By Eugene Chang
Being an international student isn’t easy. When placed in an alien and unfamiliar world completely different from your own, surrounded by people who speak different languages or celebrate different holidays, it is difficult to adjust. How would I have known this transition would be so hard? I moved to the United States when I was ten years old from Hong Kong. Here in the States, cars drive on opposite sides of the road, electrical outlets are completely different, soda cups are bigger than my face, and if you do not tip your waiter, you’re a terrible customer. The list goes on and on, and for a kid who spoke at best grammatically incorrect English, this was terrifyingly overwhelming. I made a ton of mistakes along the road, and the journey has most certainly been bumpy, but I enjoyed every moment of it. However, if I were to go back in time, sit my ten year old self down and talk to him, I would give him the following advice. Whether you’re an international student at USC who is scared of the new environment, or you’re a USC student thinking of going abroad this summer or later, I hope that my tips to my former self can benefit you as well.

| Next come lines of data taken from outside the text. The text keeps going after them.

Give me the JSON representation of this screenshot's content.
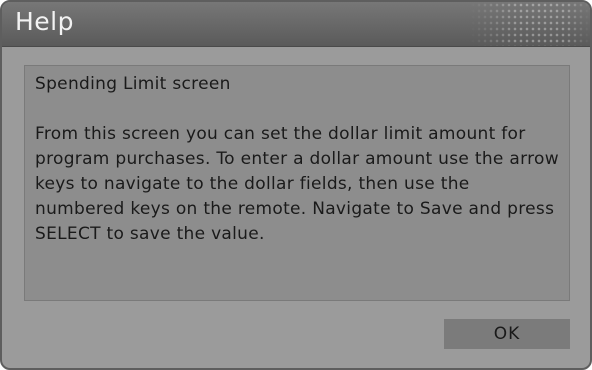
{
  "dialog": {
    "title": "Help",
    "heading": "Spending Limit screen",
    "body": "From this screen you can set the dollar limit amount for program purchases. To enter a dollar amount use the arrow keys to navigate to the dollar fields, then use the numbered keys on the remote.  Navigate to Save and press SELECT to save the value.",
    "ok_label": "OK"
  },
  "colors": {
    "dialog_background": "#9b9b9b",
    "title_bar": "#5a5a5a",
    "content_background": "#8d8d8d",
    "button_background": "#7b7b7b"
  }
}
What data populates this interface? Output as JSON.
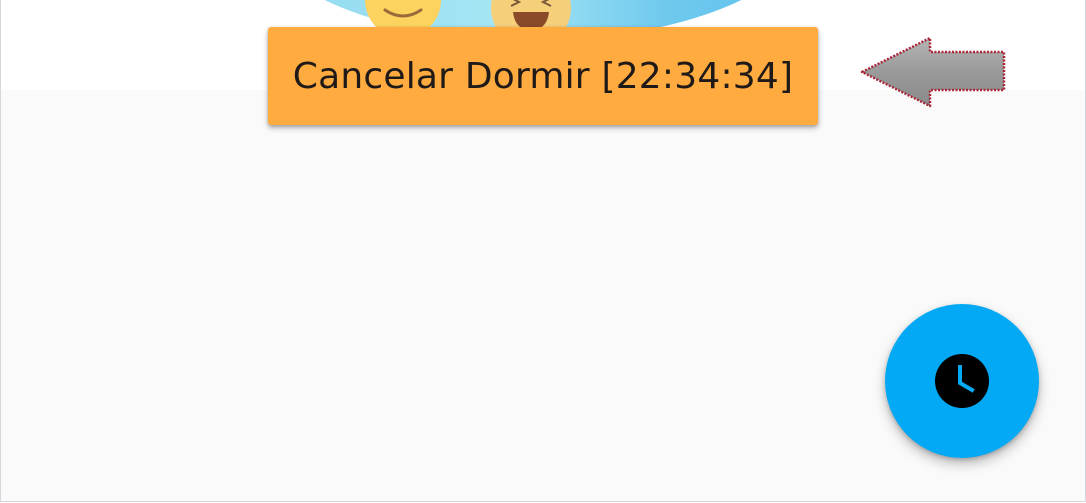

1. Do not be afraid to ask for help.
Don’t understand what the teacher just said? Ask him or her to repeat it. Don’t know where your next class is? Politely ask a stranger for directions. Need help brushing up your English speaking and writing skills? Don’t be afraid to hire a tutor or to ask friends to practice speaking with you. Whatever your concern in this unfamiliar place is, people are always willing to help. It is completely ok to ask for assistance, because that is how people learn how to do anything! When I was little, I was extremely hesitant to ask for help because I was embarrassed about my thick Chinese accent and I didn’t want to burden anyone. That only ended up hurting me, because as I spent more time in the US, I learned that people are very friendly and will almost always help if you have a problem. Speaking of my irrational fear of speaking in English, here is my second tip.

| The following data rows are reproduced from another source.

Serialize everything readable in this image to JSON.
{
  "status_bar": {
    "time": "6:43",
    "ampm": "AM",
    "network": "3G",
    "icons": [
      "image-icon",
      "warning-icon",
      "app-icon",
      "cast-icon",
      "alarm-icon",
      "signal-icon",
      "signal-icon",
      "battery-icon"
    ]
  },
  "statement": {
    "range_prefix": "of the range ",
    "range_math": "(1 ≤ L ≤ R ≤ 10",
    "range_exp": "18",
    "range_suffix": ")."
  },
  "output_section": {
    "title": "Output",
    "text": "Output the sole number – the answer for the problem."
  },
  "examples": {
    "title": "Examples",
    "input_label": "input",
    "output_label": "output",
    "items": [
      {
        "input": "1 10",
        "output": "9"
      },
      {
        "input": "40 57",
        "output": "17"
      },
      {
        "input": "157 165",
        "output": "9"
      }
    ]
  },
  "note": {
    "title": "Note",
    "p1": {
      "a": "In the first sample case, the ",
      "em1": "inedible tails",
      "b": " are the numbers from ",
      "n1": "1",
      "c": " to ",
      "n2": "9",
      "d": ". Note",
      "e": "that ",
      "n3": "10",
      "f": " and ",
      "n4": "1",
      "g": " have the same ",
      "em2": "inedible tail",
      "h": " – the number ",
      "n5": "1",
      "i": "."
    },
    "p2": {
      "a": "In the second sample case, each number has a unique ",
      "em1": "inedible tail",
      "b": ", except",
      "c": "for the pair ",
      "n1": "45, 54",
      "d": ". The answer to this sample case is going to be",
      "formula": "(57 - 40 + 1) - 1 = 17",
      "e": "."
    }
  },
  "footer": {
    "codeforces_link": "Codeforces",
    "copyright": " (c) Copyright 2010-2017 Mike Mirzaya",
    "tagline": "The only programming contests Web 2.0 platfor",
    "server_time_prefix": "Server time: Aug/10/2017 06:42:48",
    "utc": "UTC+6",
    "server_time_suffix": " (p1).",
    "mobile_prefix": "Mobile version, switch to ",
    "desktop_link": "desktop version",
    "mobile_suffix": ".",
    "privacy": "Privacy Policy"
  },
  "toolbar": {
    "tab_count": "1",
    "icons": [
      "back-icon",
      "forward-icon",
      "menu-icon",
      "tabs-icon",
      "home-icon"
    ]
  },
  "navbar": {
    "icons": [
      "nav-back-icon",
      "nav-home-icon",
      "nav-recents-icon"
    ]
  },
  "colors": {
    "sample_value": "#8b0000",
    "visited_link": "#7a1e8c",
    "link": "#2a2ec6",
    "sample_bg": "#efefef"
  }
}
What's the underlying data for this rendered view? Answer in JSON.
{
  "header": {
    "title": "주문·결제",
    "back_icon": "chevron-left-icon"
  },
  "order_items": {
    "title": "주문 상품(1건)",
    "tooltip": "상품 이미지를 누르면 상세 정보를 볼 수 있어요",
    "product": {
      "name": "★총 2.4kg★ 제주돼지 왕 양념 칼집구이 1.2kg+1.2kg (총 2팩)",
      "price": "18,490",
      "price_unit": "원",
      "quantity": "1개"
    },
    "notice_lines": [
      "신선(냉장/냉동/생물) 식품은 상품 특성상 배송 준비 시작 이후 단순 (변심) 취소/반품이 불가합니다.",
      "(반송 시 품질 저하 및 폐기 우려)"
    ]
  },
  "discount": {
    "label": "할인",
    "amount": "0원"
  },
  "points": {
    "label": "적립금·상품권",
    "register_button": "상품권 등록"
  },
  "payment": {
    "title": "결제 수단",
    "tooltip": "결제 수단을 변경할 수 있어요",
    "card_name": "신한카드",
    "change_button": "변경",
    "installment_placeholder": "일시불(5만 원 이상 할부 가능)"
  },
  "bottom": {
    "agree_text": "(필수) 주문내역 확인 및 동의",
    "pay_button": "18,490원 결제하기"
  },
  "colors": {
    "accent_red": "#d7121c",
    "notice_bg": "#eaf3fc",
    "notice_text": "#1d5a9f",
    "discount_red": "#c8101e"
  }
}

2. Try to speak the native language as much as possible.
Learning to be comfortable with speaking a language that is foreign to you is like learning how to play a guitar. Do you think Chuck Berry knew every single chord and could play any song he wanted when he first picked up a guitar? No! He spent hours and hours practicing and playing until blisters formed on his fingers. The same goes for speaking a language. You do not have to be good at speaking, you just have to speak. Get comfortable speaking broken English, or Italian, or Chinese. Because in the end, you’ll notice that the more you speak in the country’s native tongue, the more you catch your own grammatical mistakes by listening to people around you. Speak it, listen to it, read it, and sooner or later you’ll find yourself catching other people’s mistakes in their speech. Take this time when we are stuck inside to get ahead on your language-learning skills on your own time!

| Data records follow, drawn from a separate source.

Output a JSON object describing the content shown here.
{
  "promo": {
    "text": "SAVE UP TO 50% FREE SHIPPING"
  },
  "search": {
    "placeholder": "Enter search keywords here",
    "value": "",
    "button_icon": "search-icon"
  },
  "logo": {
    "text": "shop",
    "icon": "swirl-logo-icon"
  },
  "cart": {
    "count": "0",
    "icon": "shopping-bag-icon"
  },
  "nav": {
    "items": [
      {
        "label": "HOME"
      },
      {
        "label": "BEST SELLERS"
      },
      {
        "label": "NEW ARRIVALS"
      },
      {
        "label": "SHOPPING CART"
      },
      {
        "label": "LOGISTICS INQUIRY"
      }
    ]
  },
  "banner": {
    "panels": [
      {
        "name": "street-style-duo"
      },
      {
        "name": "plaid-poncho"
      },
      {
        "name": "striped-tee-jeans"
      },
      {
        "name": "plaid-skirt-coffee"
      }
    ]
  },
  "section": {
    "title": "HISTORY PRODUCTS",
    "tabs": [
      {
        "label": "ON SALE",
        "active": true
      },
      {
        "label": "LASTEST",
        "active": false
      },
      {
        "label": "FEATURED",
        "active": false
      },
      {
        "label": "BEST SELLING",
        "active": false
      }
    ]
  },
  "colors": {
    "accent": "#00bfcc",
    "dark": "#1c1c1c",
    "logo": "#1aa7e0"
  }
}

3. Make friends that speak the language you want to learn.
This might be the only time that peer pressure will help you. When you surround yourself with friends who speak a different language than you, you will get more motivation and incentive to learn and speak that language. They can also help point out your mistakes and help you become a better speaker. There is no better way to learn new slang or idioms than from your new buddies overseas. Obviously this does not mean to avoid making friends who speak the same language as you, but the more you spend time with people who speak the local language, the more you will force yourself to speak it. Even texting, calling, or video chatting them will help improve your speaking in small increments throughout the day.Continue reading Tips for My Ten Year Old Self